Hamsters' teeth grow continually, and they gnaw objects to keep them sharp and regularly worn down. You'll need to give your hamster suitable gnawing material to maintain their sharp teeth and stop them getting too long, which causes health problems and pain. 

Dental problems aren't uncommon in hamsters, so check their front teeth regularly and ask your vet to make sure they're growing properly. If their teeth become overgrown, take them to a vet. If one incisor becomes damaged, the other can keep growing, and this may eventually stop them eating.

Hamster health checks

Hamsters have high metabolic rates and can lose condition quickly if they're unwell. They don't show outward signs of pain, so may suffer before you realise. Stressed hamsters are likely to become ill, so keep a close eye on them and look out for them behaving differently - such as developing repetitive behaviour - as this can show that something's wrong. 

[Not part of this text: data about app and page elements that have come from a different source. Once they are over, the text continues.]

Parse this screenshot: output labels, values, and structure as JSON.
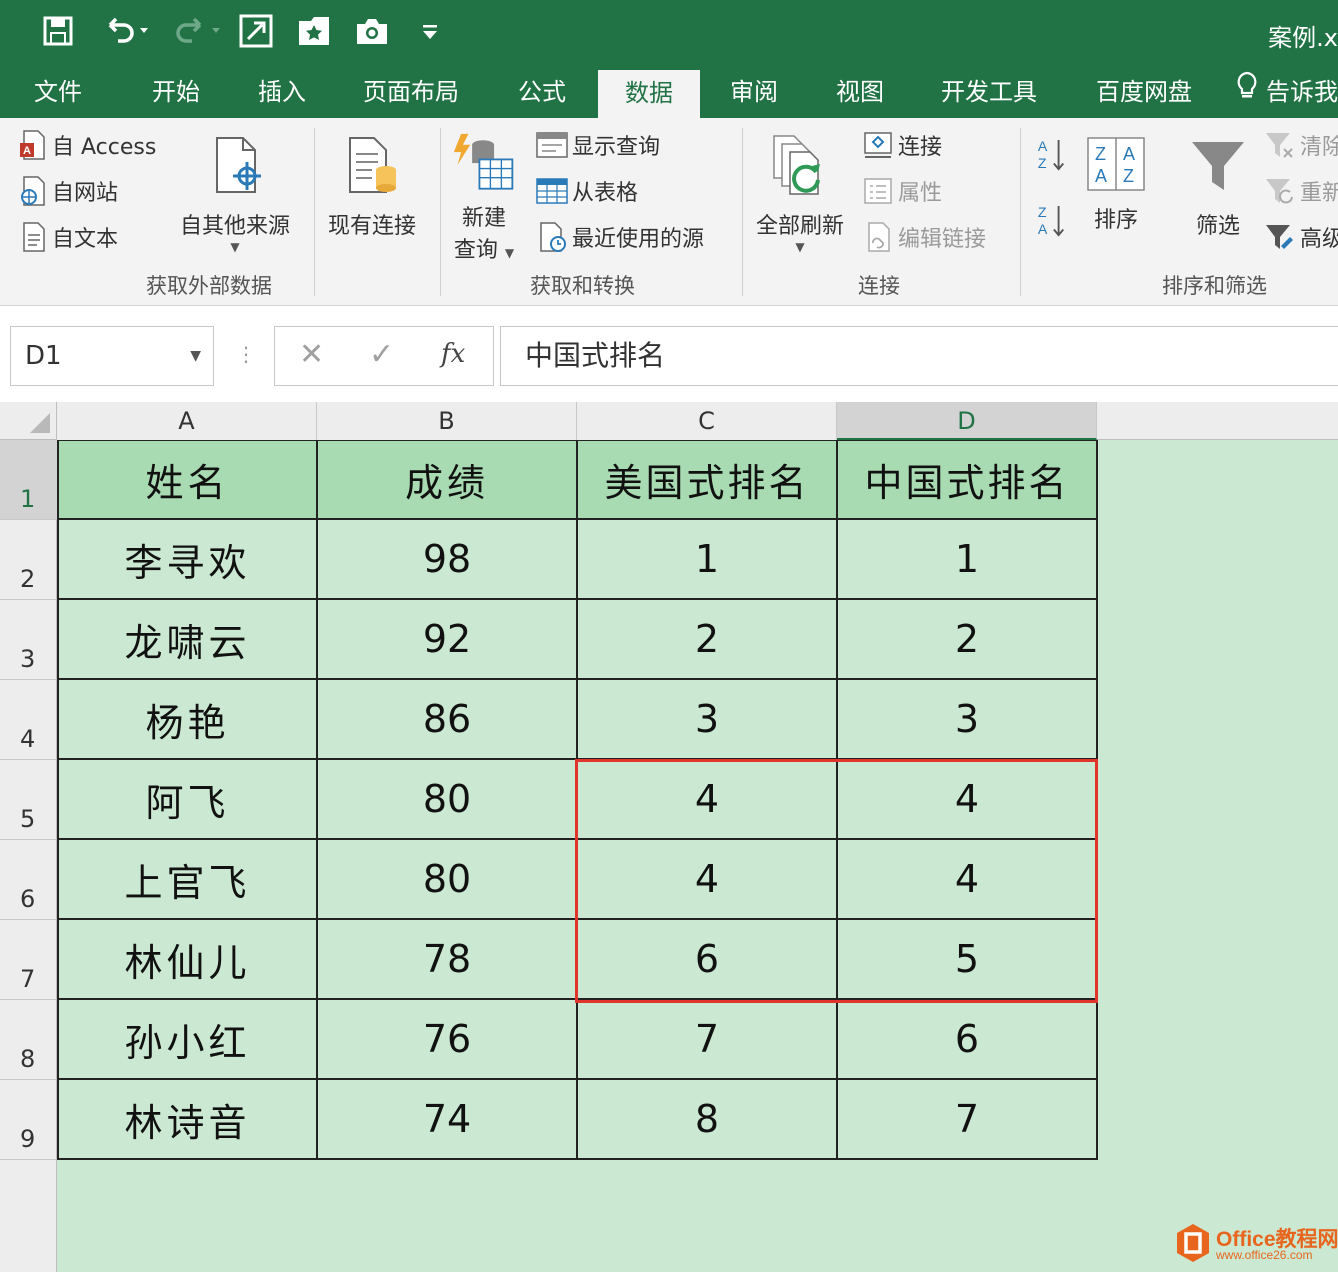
{
  "window": {
    "title": "案例.x"
  },
  "colors": {
    "brand": "#217346",
    "header_fill": "#a9dbb3",
    "cell_fill": "#cbe9d2",
    "highlight": "#e0342d",
    "watermark": "#e8651d"
  },
  "qat": {
    "save_icon": "save-icon",
    "undo_icon": "undo-icon",
    "redo_icon": "redo-icon",
    "icons": [
      "save-icon",
      "undo-icon",
      "redo-icon",
      "expand-icon",
      "star-folder-icon",
      "camera-icon",
      "customize-icon"
    ]
  },
  "tabs": [
    {
      "label": "文件"
    },
    {
      "label": "开始"
    },
    {
      "label": "插入"
    },
    {
      "label": "页面布局"
    },
    {
      "label": "公式"
    },
    {
      "label": "数据",
      "active": true
    },
    {
      "label": "审阅"
    },
    {
      "label": "视图"
    },
    {
      "label": "开发工具"
    },
    {
      "label": "百度网盘"
    },
    {
      "label": "告诉我"
    }
  ],
  "ribbon": {
    "get_external": {
      "label": "获取外部数据",
      "from_access": "自 Access",
      "from_web": "自网站",
      "from_text": "自文本",
      "from_other": "自其他来源",
      "existing": "现有连接"
    },
    "get_transform": {
      "label": "获取和转换",
      "new_query_1": "新建",
      "new_query_2": "查询",
      "show_queries": "显示查询",
      "from_table": "从表格",
      "recent_sources": "最近使用的源"
    },
    "connections": {
      "label": "连接",
      "refresh_all": "全部刷新",
      "connections": "连接",
      "properties": "属性",
      "edit_links": "编辑链接"
    },
    "sort_filter": {
      "label": "排序和筛选",
      "sort": "排序",
      "filter": "筛选",
      "clear": "清除",
      "reapply": "重新",
      "advanced": "高级"
    }
  },
  "formula_bar": {
    "name_box": "D1",
    "cancel": "✕",
    "enter": "✓",
    "fx": "fx",
    "value": "中国式排名"
  },
  "sheet": {
    "columns": [
      "A",
      "B",
      "C",
      "D"
    ],
    "rows": [
      "1",
      "2",
      "3",
      "4",
      "5",
      "6",
      "7",
      "8",
      "9"
    ],
    "selected_column": "D",
    "selected_row": "1",
    "header": [
      "姓名",
      "成绩",
      "美国式排名",
      "中国式排名"
    ],
    "data": [
      [
        "李寻欢",
        "98",
        "1",
        "1"
      ],
      [
        "龙啸云",
        "92",
        "2",
        "2"
      ],
      [
        "杨艳",
        "86",
        "3",
        "3"
      ],
      [
        "阿飞",
        "80",
        "4",
        "4"
      ],
      [
        "上官飞",
        "80",
        "4",
        "4"
      ],
      [
        "林仙儿",
        "78",
        "6",
        "5"
      ],
      [
        "孙小红",
        "76",
        "7",
        "6"
      ],
      [
        "林诗音",
        "74",
        "8",
        "7"
      ]
    ]
  },
  "watermark": {
    "brand": "Office教程网",
    "url": "www.office26.com"
  }
}
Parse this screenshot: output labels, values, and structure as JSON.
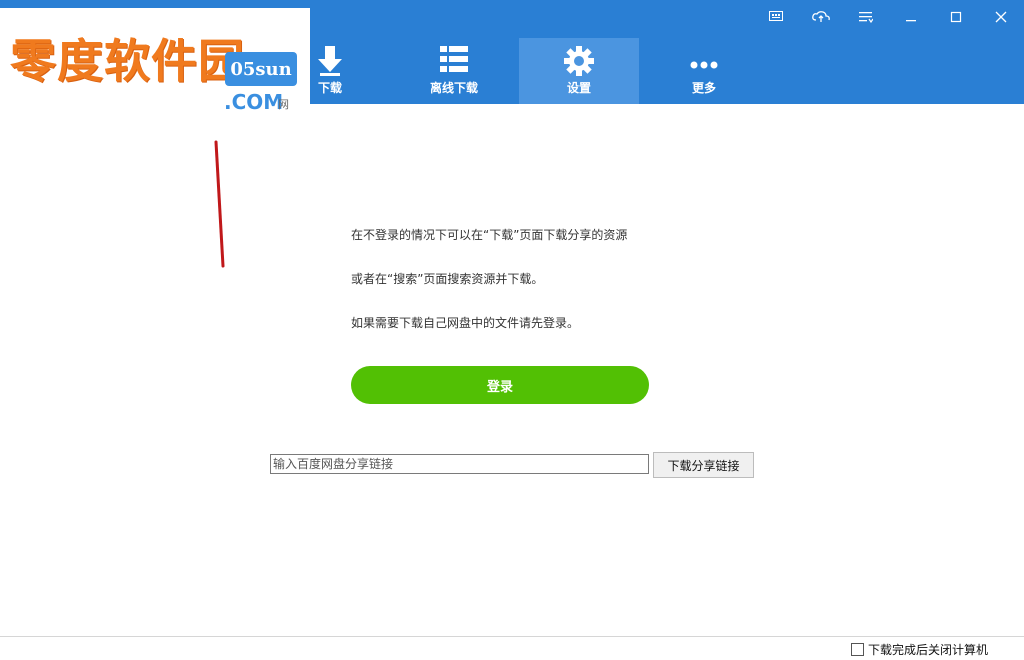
{
  "logo": {
    "text_cn": "零度软件园",
    "badge": "05sun",
    "domain": ".COM",
    "mini": "网"
  },
  "nav": {
    "items": [
      {
        "label": "下载",
        "icon": "download-arrow-icon"
      },
      {
        "label": "离线下载",
        "icon": "list-icon"
      },
      {
        "label": "设置",
        "icon": "gear-icon",
        "active": true
      },
      {
        "label": "更多",
        "icon": "more-dots-icon"
      }
    ]
  },
  "window_controls": [
    "menu-icon",
    "cloud-icon",
    "settings-list-icon",
    "minimize-icon",
    "maximize-icon",
    "close-icon"
  ],
  "intro": {
    "line1": "在不登录的情况下可以在“下载”页面下载分享的资源",
    "line2": "或者在“搜索”页面搜索资源并下载。",
    "line3": "如果需要下载自己网盘中的文件请先登录。"
  },
  "login": {
    "label": "登录"
  },
  "share": {
    "placeholder": "输入百度网盘分享链接",
    "button_label": "下载分享链接"
  },
  "footer": {
    "shutdown_label": "下载完成后关闭计算机",
    "shutdown_checked": false
  },
  "colors": {
    "header_bg": "#2a7fd4",
    "active_tab_bg": "#4b95e0",
    "login_green": "#52c004"
  }
}
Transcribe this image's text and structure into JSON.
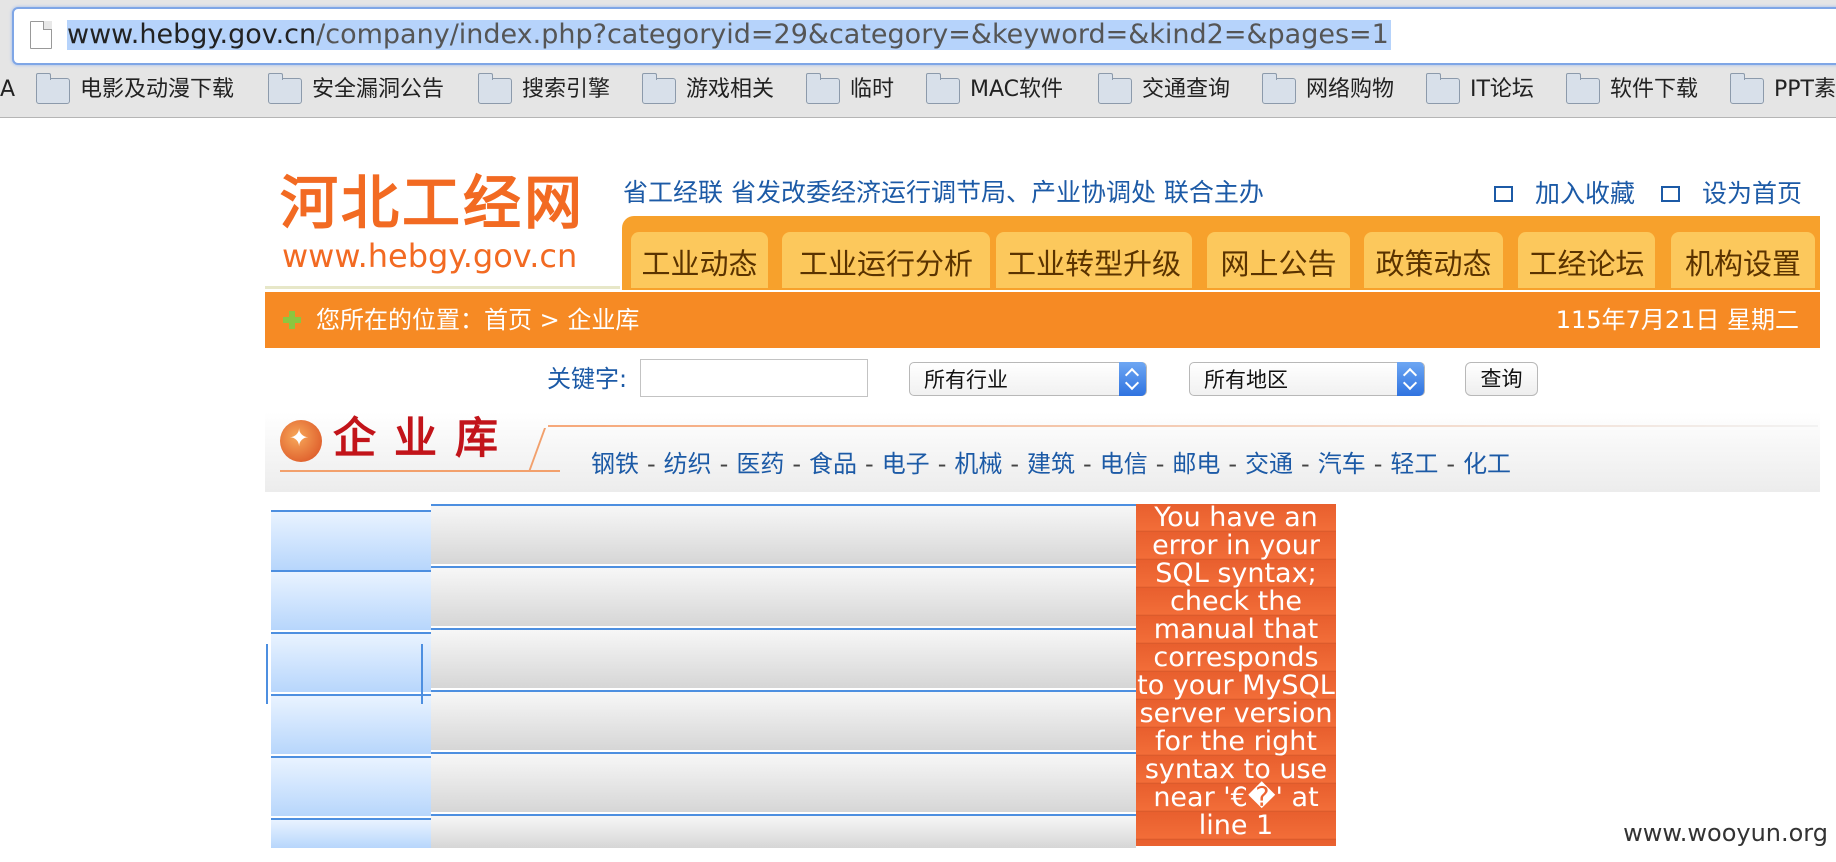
{
  "browser": {
    "url_host": "www.hebgy.gov.cn",
    "url_rest": "/company/index.php?categoryid=29&category=&keyword=&kind2=&pages=1",
    "bookmark_edge": "A",
    "bookmarks": [
      "电影及动漫下载",
      "安全漏洞公告",
      "搜索引擎",
      "游戏相关",
      "临时",
      "MAC软件",
      "交通查询",
      "网络购物",
      "IT论坛",
      "软件下载",
      "PPT素"
    ]
  },
  "site": {
    "logo_cn": "河北工经网",
    "logo_en": "www.hebgy.gov.cn",
    "sponsor": "省工经联 省发改委经济运行调节局、产业协调处 联合主办",
    "add_favorite": "加入收藏",
    "set_home": "设为首页",
    "nav": [
      "工业动态",
      "工业运行分析",
      "工业转型升级",
      "网上公告",
      "政策动态",
      "工经论坛",
      "机构设置"
    ]
  },
  "breadcrumb": {
    "text": "您所在的位置：首页 > 企业库",
    "date": "115年7月21日 星期二"
  },
  "search": {
    "keyword_label": "关键字:",
    "keyword_value": "",
    "industry_selected": "所有行业",
    "region_selected": "所有地区",
    "query_label": "查询"
  },
  "library": {
    "title": "企业库",
    "industries": [
      "钢铁",
      "纺织",
      "医药",
      "食品",
      "电子",
      "机械",
      "建筑",
      "电信",
      "邮电",
      "交通",
      "汽车",
      "轻工",
      "化工"
    ]
  },
  "error": {
    "message": "You have an error in your SQL syntax; check the manual that corresponds to your MySQL server version for the right syntax to use near '€�' at line 1"
  },
  "watermark": "www.wooyun.org",
  "colors": {
    "accent_orange": "#f68a24",
    "logo_orange": "#f26a22",
    "link_blue": "#1c5aa6",
    "error_red": "#e85f2e"
  }
}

Hamsters can be affected by many diseases, and tumours aren't uncommon, especially along the underside of the abdomen. They can become infected by contaminated food, water and litter material, and you should also keep them away from poisonous materials such as poisonous food, plants and chemicals. Consult the vet immediately if your hamster shows signs of illness or poisoning. 

Remember, only treat your hamster with the medicines recommended for them by a vet. Human or other animal medicines are dangerous to hamsters and some oral antibiotics can cause serious digestive disorders.

Treating your hamster with kindness

Hamsters are naturally timid and don't like loud or threatening noises, so be calm around them and never startle or frighten them. Keep a constant eye on them when they're with another animal or person who may deliberately or accidentally harm or frighten them.

Handling can be stressful for hamsters, but they can get used to it and it's important for regularly checking their health and welfare. Handle them carefully and considerately, in a confident but gentle manner, and read more about it in our guide to handling your hamster

If you go away

Make sure you have a responsible person to look after your hamster if you're off on holiday. Keep your pet in their familiar cage and leave their usual food, and try not to transport them unless absolutely necessary. If you do need to move them, read our advice on transporting your hamster.

Finally, it's a good idea to take out pet insurance to cover the cost of any unforeseen vet bills.

Follow the links below to find out more about caring for your hamster.

Find out more